App and web page records:
========================

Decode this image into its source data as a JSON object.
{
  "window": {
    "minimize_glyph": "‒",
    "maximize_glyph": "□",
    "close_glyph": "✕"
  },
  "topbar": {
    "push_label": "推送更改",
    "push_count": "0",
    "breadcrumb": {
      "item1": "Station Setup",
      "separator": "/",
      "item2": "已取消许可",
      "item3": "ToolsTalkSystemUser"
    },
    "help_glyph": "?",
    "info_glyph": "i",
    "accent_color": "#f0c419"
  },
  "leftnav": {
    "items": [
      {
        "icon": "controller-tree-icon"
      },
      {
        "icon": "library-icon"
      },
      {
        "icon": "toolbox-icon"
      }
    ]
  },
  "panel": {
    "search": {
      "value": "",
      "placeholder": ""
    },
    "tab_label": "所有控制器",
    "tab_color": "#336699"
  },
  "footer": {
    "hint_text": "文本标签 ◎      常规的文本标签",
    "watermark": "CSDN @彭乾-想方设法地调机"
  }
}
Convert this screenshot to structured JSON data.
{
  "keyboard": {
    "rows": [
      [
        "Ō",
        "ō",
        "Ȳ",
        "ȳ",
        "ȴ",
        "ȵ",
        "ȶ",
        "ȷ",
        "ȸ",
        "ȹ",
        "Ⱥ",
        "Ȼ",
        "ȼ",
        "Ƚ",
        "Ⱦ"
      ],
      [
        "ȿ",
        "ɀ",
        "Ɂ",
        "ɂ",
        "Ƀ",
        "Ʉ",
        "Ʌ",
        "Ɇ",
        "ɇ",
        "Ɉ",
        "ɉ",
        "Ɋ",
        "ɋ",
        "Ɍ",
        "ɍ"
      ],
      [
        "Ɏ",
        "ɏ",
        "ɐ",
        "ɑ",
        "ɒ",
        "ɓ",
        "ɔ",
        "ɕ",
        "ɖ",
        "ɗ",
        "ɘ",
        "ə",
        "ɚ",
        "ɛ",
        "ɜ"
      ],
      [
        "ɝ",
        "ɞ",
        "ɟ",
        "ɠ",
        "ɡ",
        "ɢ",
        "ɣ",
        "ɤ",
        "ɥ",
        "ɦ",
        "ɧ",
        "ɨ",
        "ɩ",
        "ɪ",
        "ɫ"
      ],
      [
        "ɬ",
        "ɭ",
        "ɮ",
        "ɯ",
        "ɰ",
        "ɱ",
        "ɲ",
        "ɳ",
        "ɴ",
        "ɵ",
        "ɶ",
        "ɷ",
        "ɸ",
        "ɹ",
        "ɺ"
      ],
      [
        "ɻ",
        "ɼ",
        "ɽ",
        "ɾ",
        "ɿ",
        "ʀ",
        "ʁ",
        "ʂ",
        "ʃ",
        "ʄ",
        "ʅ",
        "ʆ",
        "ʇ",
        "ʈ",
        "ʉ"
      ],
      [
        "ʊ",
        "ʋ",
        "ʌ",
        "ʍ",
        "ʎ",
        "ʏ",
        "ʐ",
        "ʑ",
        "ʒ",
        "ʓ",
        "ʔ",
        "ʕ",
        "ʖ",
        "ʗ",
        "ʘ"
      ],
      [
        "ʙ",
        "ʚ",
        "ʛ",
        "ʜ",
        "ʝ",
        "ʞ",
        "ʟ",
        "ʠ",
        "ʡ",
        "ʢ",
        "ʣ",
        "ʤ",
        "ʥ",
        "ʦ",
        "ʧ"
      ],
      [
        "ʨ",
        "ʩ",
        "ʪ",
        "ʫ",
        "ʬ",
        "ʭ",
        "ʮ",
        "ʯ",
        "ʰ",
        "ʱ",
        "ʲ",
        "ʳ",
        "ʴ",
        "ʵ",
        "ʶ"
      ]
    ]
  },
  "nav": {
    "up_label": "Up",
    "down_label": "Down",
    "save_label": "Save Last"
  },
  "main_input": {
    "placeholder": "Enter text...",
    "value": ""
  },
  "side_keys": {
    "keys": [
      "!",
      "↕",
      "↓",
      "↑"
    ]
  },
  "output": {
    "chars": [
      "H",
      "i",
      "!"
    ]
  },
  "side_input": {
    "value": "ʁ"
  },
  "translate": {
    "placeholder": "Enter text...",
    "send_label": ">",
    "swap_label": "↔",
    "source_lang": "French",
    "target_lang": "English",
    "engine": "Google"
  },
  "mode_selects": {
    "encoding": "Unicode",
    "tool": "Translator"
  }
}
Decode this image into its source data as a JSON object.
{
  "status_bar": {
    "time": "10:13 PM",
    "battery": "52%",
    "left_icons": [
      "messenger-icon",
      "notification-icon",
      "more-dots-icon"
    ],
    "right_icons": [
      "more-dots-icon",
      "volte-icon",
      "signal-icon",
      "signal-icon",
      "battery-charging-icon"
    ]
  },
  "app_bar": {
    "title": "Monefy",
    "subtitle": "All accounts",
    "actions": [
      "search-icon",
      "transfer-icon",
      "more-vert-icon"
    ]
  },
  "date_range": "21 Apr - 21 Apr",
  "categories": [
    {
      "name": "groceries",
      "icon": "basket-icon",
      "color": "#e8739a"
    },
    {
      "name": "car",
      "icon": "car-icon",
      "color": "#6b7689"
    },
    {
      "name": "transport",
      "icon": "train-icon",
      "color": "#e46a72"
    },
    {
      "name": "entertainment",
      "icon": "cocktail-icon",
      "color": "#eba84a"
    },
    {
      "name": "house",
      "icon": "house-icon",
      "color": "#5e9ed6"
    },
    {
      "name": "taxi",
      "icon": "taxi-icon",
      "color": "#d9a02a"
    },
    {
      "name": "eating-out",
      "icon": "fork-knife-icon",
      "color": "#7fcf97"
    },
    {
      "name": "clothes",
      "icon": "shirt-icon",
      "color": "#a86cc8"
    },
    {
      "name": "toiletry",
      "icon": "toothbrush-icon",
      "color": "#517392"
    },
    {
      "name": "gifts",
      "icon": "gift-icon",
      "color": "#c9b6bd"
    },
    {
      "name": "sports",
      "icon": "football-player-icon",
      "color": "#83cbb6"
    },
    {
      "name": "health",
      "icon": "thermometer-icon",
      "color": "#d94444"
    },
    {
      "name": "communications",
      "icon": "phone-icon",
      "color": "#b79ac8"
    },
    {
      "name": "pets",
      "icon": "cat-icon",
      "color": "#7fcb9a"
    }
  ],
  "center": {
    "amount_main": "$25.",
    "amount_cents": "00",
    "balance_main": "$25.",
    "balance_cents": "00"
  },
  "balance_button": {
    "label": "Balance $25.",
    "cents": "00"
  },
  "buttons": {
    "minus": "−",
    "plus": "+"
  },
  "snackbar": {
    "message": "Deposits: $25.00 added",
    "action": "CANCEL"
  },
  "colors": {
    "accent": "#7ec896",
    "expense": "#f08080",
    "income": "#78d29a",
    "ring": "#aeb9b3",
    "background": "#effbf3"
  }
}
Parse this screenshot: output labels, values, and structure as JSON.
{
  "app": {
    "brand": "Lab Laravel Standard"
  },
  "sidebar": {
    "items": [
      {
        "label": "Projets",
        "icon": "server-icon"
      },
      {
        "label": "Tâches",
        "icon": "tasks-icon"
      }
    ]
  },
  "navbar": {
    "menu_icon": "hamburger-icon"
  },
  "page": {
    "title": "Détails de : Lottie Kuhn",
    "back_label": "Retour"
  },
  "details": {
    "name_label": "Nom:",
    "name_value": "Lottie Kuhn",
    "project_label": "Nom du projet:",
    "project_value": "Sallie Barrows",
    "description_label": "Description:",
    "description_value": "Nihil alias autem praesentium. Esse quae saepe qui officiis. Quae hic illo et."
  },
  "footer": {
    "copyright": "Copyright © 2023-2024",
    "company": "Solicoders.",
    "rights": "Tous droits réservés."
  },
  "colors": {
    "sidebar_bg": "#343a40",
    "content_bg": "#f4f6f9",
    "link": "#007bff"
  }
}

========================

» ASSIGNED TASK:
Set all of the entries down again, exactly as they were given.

» RESPONSE TO THIS EXERCISE:
Decode this image into its source data as a JSON object.
{
  "window": {
    "minimize_glyph": "‒",
    "maximize_glyph": "□",
    "close_glyph": "✕"
  },
  "topbar": {
    "push_label": "推送更改",
    "push_count": "0",
    "breadcrumb": {
      "item1": "Station Setup",
      "separator": "/",
      "item2": "已取消许可",
      "item3": "ToolsTalkSystemUser"
    },
    "help_glyph": "?",
    "info_glyph": "i",
    "accent_color": "#f0c419"
  },
  "leftnav": {
    "items": [
      {
        "icon": "controller-tree-icon"
      },
      {
        "icon": "library-icon"
      },
      {
        "icon": "toolbox-icon"
      }
    ]
  },
  "panel": {
    "search": {
      "value": "",
      "placeholder": ""
    },
    "tab_label": "所有控制器",
    "tab_color": "#336699"
  },
  "footer": {
    "hint_text": "文本标签 ◎      常规的文本标签",
    "watermark": "CSDN @彭乾-想方设法地调机"
  }
}
Convert this screenshot to structured JSON data.
{
  "keyboard": {
    "rows": [
      [
        "Ō",
        "ō",
        "Ȳ",
        "ȳ",
        "ȴ",
        "ȵ",
        "ȶ",
        "ȷ",
        "ȸ",
        "ȹ",
        "Ⱥ",
        "Ȼ",
        "ȼ",
        "Ƚ",
        "Ⱦ"
      ],
      [
        "ȿ",
        "ɀ",
        "Ɂ",
        "ɂ",
        "Ƀ",
        "Ʉ",
        "Ʌ",
        "Ɇ",
        "ɇ",
        "Ɉ",
        "ɉ",
        "Ɋ",
        "ɋ",
        "Ɍ",
        "ɍ"
      ],
      [
        "Ɏ",
        "ɏ",
        "ɐ",
        "ɑ",
        "ɒ",
        "ɓ",
        "ɔ",
        "ɕ",
        "ɖ",
        "ɗ",
        "ɘ",
        "ə",
        "ɚ",
        "ɛ",
        "ɜ"
      ],
      [
        "ɝ",
        "ɞ",
        "ɟ",
        "ɠ",
        "ɡ",
        "ɢ",
        "ɣ",
        "ɤ",
        "ɥ",
        "ɦ",
        "ɧ",
        "ɨ",
        "ɩ",
        "ɪ",
        "ɫ"
      ],
      [
        "ɬ",
        "ɭ",
        "ɮ",
        "ɯ",
        "ɰ",
        "ɱ",
        "ɲ",
        "ɳ",
        "ɴ",
        "ɵ",
        "ɶ",
        "ɷ",
        "ɸ",
        "ɹ",
        "ɺ"
      ],
      [
        "ɻ",
        "ɼ",
        "ɽ",
        "ɾ",
        "ɿ",
        "ʀ",
        "ʁ",
        "ʂ",
        "ʃ",
        "ʄ",
        "ʅ",
        "ʆ",
        "ʇ",
        "ʈ",
        "ʉ"
      ],
      [
        "ʊ",
        "ʋ",
        "ʌ",
        "ʍ",
        "ʎ",
        "ʏ",
        "ʐ",
        "ʑ",
        "ʒ",
        "ʓ",
        "ʔ",
        "ʕ",
        "ʖ",
        "ʗ",
        "ʘ"
      ],
      [
        "ʙ",
        "ʚ",
        "ʛ",
        "ʜ",
        "ʝ",
        "ʞ",
        "ʟ",
        "ʠ",
        "ʡ",
        "ʢ",
        "ʣ",
        "ʤ",
        "ʥ",
        "ʦ",
        "ʧ"
      ],
      [
        "ʨ",
        "ʩ",
        "ʪ",
        "ʫ",
        "ʬ",
        "ʭ",
        "ʮ",
        "ʯ",
        "ʰ",
        "ʱ",
        "ʲ",
        "ʳ",
        "ʴ",
        "ʵ",
        "ʶ"
      ]
    ]
  },
  "nav": {
    "up_label": "Up",
    "down_label": "Down",
    "save_label": "Save Last"
  },
  "main_input": {
    "placeholder": "Enter text...",
    "value": ""
  },
  "side_keys": {
    "keys": [
      "!",
      "↕",
      "↓",
      "↑"
    ]
  },
  "output": {
    "chars": [
      "H",
      "i",
      "!"
    ]
  },
  "side_input": {
    "value": "ʁ"
  },
  "translate": {
    "placeholder": "Enter text...",
    "send_label": ">",
    "swap_label": "↔",
    "source_lang": "French",
    "target_lang": "English",
    "engine": "Google"
  },
  "mode_selects": {
    "encoding": "Unicode",
    "tool": "Translator"
  }
}
Decode this image into its source data as a JSON object.
{
  "status_bar": {
    "time": "10:13 PM",
    "battery": "52%",
    "left_icons": [
      "messenger-icon",
      "notification-icon",
      "more-dots-icon"
    ],
    "right_icons": [
      "more-dots-icon",
      "volte-icon",
      "signal-icon",
      "signal-icon",
      "battery-charging-icon"
    ]
  },
  "app_bar": {
    "title": "Monefy",
    "subtitle": "All accounts",
    "actions": [
      "search-icon",
      "transfer-icon",
      "more-vert-icon"
    ]
  },
  "date_range": "21 Apr - 21 Apr",
  "categories": [
    {
      "name": "groceries",
      "icon": "basket-icon",
      "color": "#e8739a"
    },
    {
      "name": "car",
      "icon": "car-icon",
      "color": "#6b7689"
    },
    {
      "name": "transport",
      "icon": "train-icon",
      "color": "#e46a72"
    },
    {
      "name": "entertainment",
      "icon": "cocktail-icon",
      "color": "#eba84a"
    },
    {
      "name": "house",
      "icon": "house-icon",
      "color": "#5e9ed6"
    },
    {
      "name": "taxi",
      "icon": "taxi-icon",
      "color": "#d9a02a"
    },
    {
      "name": "eating-out",
      "icon": "fork-knife-icon",
      "color": "#7fcf97"
    },
    {
      "name": "clothes",
      "icon": "shirt-icon",
      "color": "#a86cc8"
    },
    {
      "name": "toiletry",
      "icon": "toothbrush-icon",
      "color": "#517392"
    },
    {
      "name": "gifts",
      "icon": "gift-icon",
      "color": "#c9b6bd"
    },
    {
      "name": "sports",
      "icon": "football-player-icon",
      "color": "#83cbb6"
    },
    {
      "name": "health",
      "icon": "thermometer-icon",
      "color": "#d94444"
    },
    {
      "name": "communications",
      "icon": "phone-icon",
      "color": "#b79ac8"
    },
    {
      "name": "pets",
      "icon": "cat-icon",
      "color": "#7fcb9a"
    }
  ],
  "center": {
    "amount_main": "$25.",
    "amount_cents": "00",
    "balance_main": "$25.",
    "balance_cents": "00"
  },
  "balance_button": {
    "label": "Balance $25.",
    "cents": "00"
  },
  "buttons": {
    "minus": "−",
    "plus": "+"
  },
  "snackbar": {
    "message": "Deposits: $25.00 added",
    "action": "CANCEL"
  },
  "colors": {
    "accent": "#7ec896",
    "expense": "#f08080",
    "income": "#78d29a",
    "ring": "#aeb9b3",
    "background": "#effbf3"
  }
}
Parse this screenshot: output labels, values, and structure as JSON.
{
  "app": {
    "brand": "Lab Laravel Standard"
  },
  "sidebar": {
    "items": [
      {
        "label": "Projets",
        "icon": "server-icon"
      },
      {
        "label": "Tâches",
        "icon": "tasks-icon"
      }
    ]
  },
  "navbar": {
    "menu_icon": "hamburger-icon"
  },
  "page": {
    "title": "Détails de : Lottie Kuhn",
    "back_label": "Retour"
  },
  "details": {
    "name_label": "Nom:",
    "name_value": "Lottie Kuhn",
    "project_label": "Nom du projet:",
    "project_value": "Sallie Barrows",
    "description_label": "Description:",
    "description_value": "Nihil alias autem praesentium. Esse quae saepe qui officiis. Quae hic illo et."
  },
  "footer": {
    "copyright": "Copyright © 2023-2024",
    "company": "Solicoders.",
    "rights": "Tous droits réservés."
  },
  "colors": {
    "sidebar_bg": "#343a40",
    "content_bg": "#f4f6f9",
    "link": "#007bff"
  }
}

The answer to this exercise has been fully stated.